The Orientalist Museum is fresh on the Marrakech art scene and officially opened in February 2018. The exhibitions on offer here take a closer look at the historical works of non-native artists, who have travelled through or stayed in Morocco.
Set within a beautiful, restored 17th century Saadian Riad; the space itself is a testament to the historical architecture of Morocco. The reception hall of the Riad, is entirely painted with vegetable dyes, and largely preserved to it’s original design. Here you will find a private collection of orientalist paintings, which portray Morocco through the eyes of western artists throughout history. Orientalist paintings in particular, depict specifically “the Middle East”, or the Arab world. This was one of the many branches of learning of the 19th-century academic art and literature of Western Countries, who were taking a common interest in Oriental themes.
In a more modern context, “Orientalist” often refers to the patronising attitudes of Western civilisation towards Middle Eastern, Asian and North African societies.
Arguably, this attitude is depicted in the paintings of the 19th-century Orientalists, who would often exude exoticism in their works. Many Western painters of this era travelling in Maghreb, would make a payment to sex-workers or impoverished natives so that they would pose for their paintings in clothing or situations which were not true to tradition or in a genuine context.
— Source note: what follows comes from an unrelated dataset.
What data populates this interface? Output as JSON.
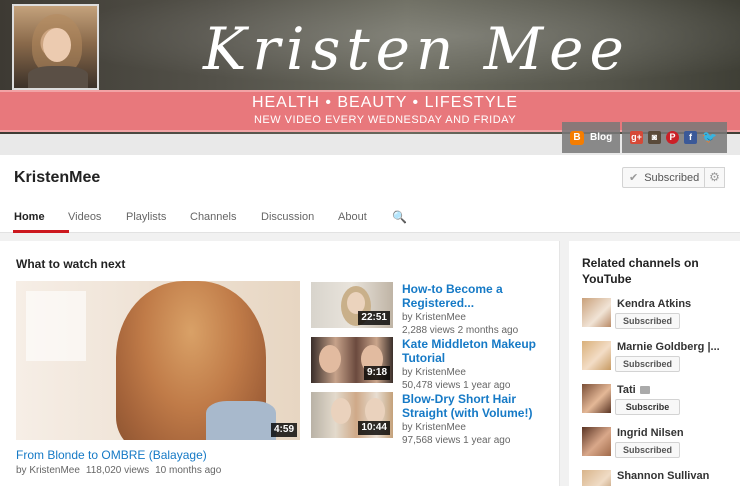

These widely published paintings created a somewhat disingenuous picture of the Maghreb and the native people living within it; which fed into a wider Western misunderstanding of culture and practice.
The unique and noteworthy paintings on display at the Orientalist Museum Marrakech, include vibrant and dreamy works from Delacroix to Majorelle. A fascinating insight into a historical Western perspective of the Maghreb, and a wide display of painting techniques which are bound to be inspiring to art-enthusiasts staying in the city.
The museum is brand new right now, and to some extent a work in progress; but the terrace promises to be home to a cafe with fantastic views across the rooftops and to the Atlas mountains. As well as being neighbour to a handsome Mosque which is of similar age to the 17th-century Riad, which can be closely observed from the viewing platform of the two-tiered terrace.
If you are staying at our Riad Star, then the museum is but a stones throw away. The opening hours are from 9am-7pm and entry will cost a small fee of 6 euros. You can also find the museum using our free Marrakech Travel Guide App.